Nothing but the text of the records should come back; copy it exactly and leave the pictures out.
═══ Data supplied ═══
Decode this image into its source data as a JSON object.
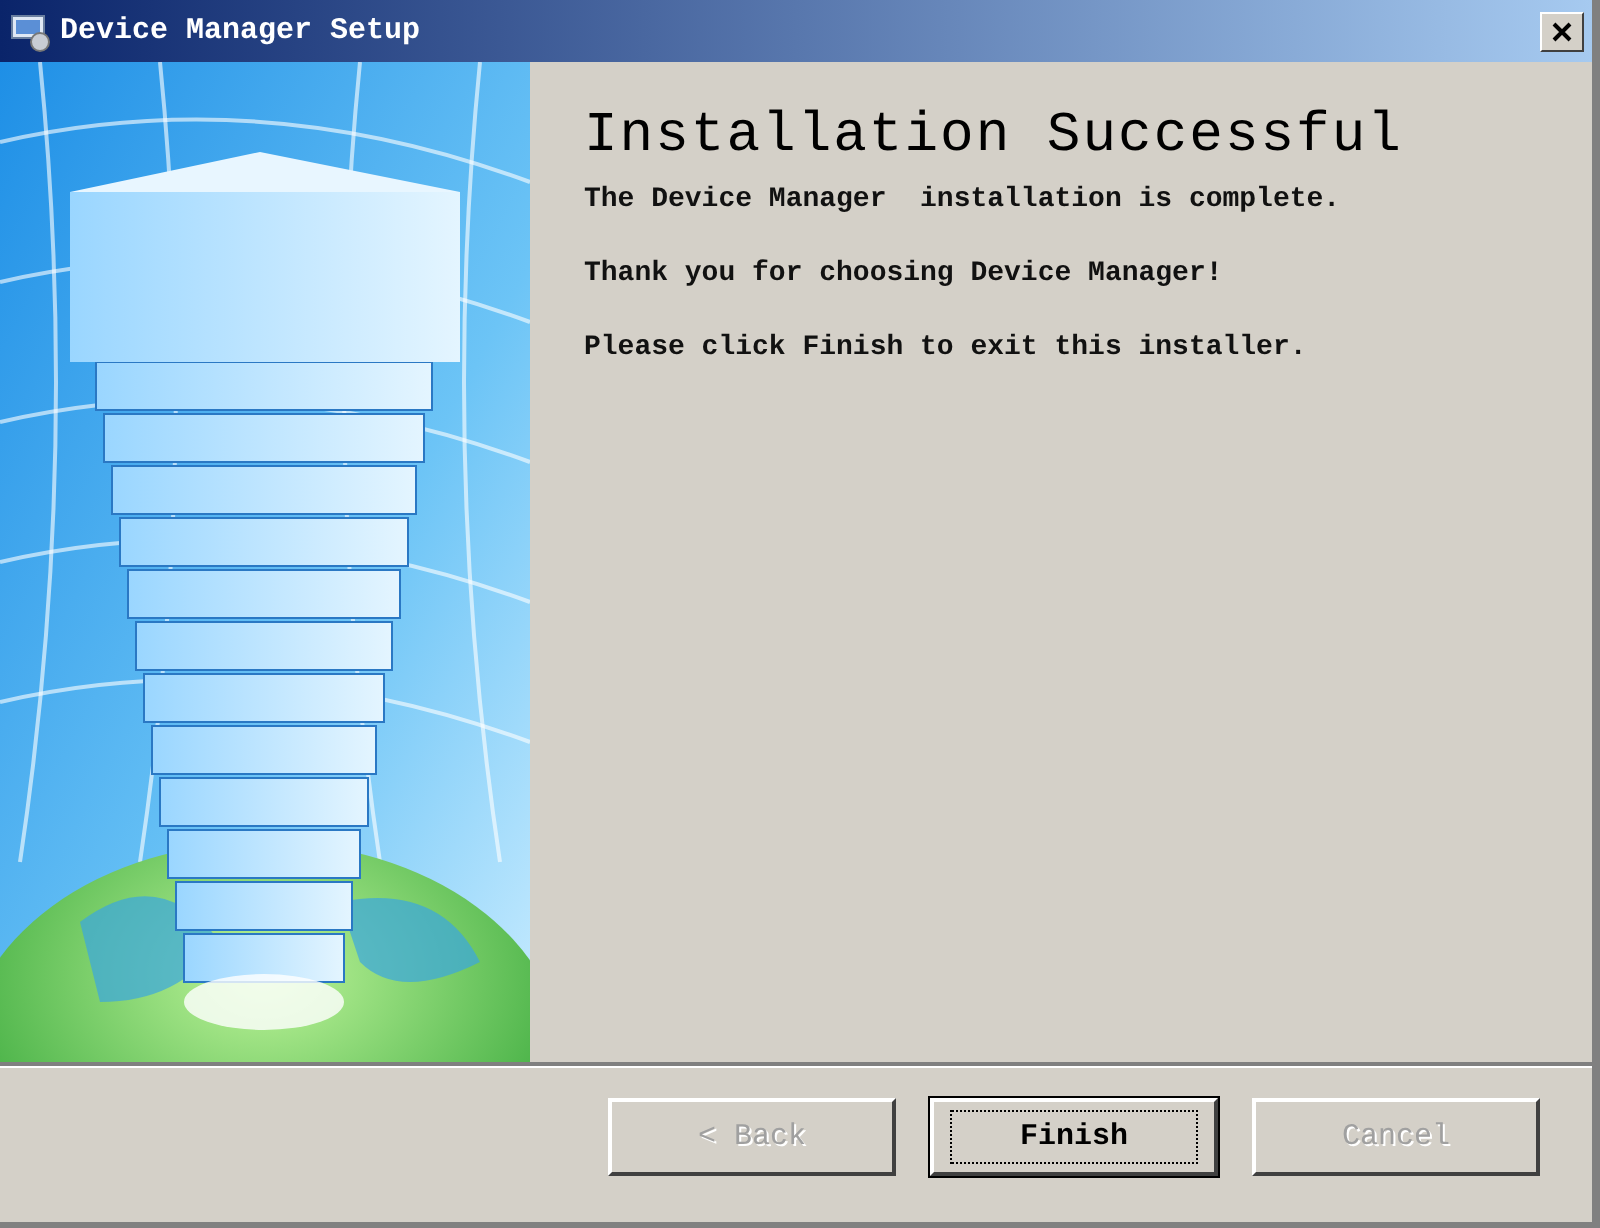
{
  "window": {
    "title": "Device Manager Setup"
  },
  "heading": "Installation Successful",
  "paragraphs": [
    "The Device Manager  installation is complete.",
    "Thank you for choosing Device Manager!",
    "Please click Finish to exit this installer."
  ],
  "buttons": [
    {
      "label": "< Back",
      "disabled": true,
      "default": false
    },
    {
      "label": "Finish",
      "disabled": false,
      "default": true
    },
    {
      "label": "Cancel",
      "disabled": true,
      "default": false
    }
  ]
}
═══
* Exercise response *
Decode this image into its source data as a JSON object.
{
  "window": {
    "title": "Device Manager Setup"
  },
  "heading": "Installation Successful",
  "paragraphs": [
    "The Device Manager  installation is complete.",
    "Thank you for choosing Device Manager!",
    "Please click Finish to exit this installer."
  ],
  "buttons": [
    {
      "label": "< Back",
      "disabled": true,
      "default": false
    },
    {
      "label": "Finish",
      "disabled": false,
      "default": true
    },
    {
      "label": "Cancel",
      "disabled": true,
      "default": false
    }
  ]
}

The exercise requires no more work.